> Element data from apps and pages
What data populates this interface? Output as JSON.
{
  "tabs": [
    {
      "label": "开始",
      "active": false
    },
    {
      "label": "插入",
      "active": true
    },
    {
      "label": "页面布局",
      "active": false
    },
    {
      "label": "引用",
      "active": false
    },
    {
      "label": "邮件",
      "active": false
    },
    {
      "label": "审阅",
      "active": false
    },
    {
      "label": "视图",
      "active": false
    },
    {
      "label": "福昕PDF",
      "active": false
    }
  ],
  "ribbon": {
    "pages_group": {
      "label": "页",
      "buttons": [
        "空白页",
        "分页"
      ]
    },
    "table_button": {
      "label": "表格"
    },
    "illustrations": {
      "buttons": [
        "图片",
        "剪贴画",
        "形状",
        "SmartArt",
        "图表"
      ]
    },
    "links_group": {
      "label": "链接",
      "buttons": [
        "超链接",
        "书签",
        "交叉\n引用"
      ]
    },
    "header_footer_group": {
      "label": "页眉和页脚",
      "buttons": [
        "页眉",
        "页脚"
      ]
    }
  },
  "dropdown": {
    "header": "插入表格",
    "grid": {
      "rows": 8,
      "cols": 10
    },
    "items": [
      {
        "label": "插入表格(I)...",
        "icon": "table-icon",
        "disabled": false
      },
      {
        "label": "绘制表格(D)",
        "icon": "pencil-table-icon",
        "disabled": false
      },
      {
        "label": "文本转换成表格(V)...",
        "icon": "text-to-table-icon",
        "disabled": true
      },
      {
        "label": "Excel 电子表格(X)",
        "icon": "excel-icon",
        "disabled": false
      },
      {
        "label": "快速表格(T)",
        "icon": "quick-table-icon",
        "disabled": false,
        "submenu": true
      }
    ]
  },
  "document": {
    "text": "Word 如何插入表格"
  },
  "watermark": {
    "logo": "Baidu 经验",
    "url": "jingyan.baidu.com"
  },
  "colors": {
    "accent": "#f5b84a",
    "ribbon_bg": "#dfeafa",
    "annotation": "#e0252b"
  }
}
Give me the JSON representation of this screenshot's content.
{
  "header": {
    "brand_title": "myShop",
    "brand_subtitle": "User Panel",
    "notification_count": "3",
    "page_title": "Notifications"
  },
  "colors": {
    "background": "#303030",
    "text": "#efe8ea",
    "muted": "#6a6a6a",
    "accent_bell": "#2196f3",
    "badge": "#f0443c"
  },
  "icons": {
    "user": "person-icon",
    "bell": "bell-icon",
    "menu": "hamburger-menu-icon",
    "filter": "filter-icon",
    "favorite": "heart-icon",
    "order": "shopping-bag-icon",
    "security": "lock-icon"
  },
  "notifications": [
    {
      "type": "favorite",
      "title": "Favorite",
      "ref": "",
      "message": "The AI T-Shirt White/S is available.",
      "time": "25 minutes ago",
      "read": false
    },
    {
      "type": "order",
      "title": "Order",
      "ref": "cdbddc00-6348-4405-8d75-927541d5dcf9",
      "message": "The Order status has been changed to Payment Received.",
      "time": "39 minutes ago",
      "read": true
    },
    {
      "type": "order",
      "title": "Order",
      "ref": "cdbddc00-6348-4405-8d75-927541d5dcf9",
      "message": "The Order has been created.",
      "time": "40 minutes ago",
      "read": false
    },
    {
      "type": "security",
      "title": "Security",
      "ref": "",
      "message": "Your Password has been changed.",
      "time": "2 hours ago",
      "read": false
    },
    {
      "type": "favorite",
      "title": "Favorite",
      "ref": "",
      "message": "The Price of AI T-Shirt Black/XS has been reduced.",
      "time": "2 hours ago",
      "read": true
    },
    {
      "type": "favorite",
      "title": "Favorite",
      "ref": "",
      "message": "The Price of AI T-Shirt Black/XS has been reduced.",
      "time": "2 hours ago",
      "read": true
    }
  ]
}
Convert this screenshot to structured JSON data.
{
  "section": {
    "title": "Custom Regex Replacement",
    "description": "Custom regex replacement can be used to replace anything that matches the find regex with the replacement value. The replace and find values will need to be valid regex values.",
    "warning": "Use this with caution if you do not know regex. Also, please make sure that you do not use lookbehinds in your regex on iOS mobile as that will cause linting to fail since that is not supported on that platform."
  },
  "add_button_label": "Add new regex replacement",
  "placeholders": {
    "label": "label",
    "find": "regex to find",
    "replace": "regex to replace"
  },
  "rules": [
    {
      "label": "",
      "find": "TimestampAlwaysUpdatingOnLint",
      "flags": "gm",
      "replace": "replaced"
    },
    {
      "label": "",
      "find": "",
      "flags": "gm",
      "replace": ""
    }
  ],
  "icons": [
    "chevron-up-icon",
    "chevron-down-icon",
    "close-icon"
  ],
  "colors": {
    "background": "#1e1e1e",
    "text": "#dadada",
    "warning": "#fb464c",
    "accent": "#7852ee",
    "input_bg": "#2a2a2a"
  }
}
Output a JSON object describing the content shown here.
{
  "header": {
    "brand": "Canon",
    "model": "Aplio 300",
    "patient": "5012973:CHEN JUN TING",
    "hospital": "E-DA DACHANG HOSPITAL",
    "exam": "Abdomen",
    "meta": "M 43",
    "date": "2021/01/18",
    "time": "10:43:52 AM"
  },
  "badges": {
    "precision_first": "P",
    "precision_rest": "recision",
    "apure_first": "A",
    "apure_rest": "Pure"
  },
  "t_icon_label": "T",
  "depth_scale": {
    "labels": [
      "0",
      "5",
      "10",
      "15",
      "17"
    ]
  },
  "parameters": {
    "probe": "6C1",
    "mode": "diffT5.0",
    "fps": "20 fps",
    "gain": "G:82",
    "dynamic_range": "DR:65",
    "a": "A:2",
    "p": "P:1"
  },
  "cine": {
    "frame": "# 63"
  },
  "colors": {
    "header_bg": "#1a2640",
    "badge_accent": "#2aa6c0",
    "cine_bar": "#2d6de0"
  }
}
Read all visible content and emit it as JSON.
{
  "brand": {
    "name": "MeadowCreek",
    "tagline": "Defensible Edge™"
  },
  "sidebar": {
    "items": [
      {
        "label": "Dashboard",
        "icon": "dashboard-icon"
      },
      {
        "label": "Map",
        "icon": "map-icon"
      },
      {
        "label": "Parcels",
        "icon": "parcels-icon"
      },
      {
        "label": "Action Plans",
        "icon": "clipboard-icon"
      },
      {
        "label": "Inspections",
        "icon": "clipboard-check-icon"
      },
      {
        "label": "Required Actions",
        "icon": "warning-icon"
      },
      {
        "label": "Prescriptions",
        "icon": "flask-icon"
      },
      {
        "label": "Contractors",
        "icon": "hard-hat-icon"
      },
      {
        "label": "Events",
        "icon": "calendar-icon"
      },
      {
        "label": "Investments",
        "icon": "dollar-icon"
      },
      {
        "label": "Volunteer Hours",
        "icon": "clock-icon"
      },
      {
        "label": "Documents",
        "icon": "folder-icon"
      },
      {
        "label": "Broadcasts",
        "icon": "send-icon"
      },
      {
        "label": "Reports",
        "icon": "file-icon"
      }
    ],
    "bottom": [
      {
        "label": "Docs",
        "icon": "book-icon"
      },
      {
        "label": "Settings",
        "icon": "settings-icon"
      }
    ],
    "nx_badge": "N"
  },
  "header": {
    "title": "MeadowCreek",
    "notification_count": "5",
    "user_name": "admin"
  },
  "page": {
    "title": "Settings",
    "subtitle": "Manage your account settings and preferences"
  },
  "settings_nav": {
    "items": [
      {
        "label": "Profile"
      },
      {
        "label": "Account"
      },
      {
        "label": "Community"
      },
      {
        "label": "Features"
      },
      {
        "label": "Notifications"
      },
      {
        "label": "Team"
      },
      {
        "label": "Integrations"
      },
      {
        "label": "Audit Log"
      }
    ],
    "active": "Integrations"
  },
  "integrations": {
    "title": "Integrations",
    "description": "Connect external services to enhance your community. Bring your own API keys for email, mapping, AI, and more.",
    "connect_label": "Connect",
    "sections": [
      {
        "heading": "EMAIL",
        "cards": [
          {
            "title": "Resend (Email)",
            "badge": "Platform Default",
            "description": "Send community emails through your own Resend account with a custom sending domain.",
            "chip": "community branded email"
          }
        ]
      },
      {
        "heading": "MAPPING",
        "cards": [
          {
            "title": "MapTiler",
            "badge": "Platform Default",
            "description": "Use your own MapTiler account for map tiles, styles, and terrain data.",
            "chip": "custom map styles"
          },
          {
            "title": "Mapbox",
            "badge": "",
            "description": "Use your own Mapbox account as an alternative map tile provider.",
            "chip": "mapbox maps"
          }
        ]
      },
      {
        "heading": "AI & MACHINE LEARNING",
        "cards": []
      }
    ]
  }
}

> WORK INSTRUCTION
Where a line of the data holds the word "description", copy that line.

> THE ANSWER
    "description": "Custom regex replacement can be used to replace anything that matches the find regex with the replacement value. The replace and find values will need to be valid regex values.",
    "description": "Connect external services to enhance your community. Bring your own API keys for email, mapping, AI, and more.",
            "description": "Send community emails through your own Resend account with a custom sending domain.",
            "description": "Use your own MapTiler account for map tiles, styles, and terrain data.",
            "description": "Use your own Mapbox account as an alternative map tile provider.",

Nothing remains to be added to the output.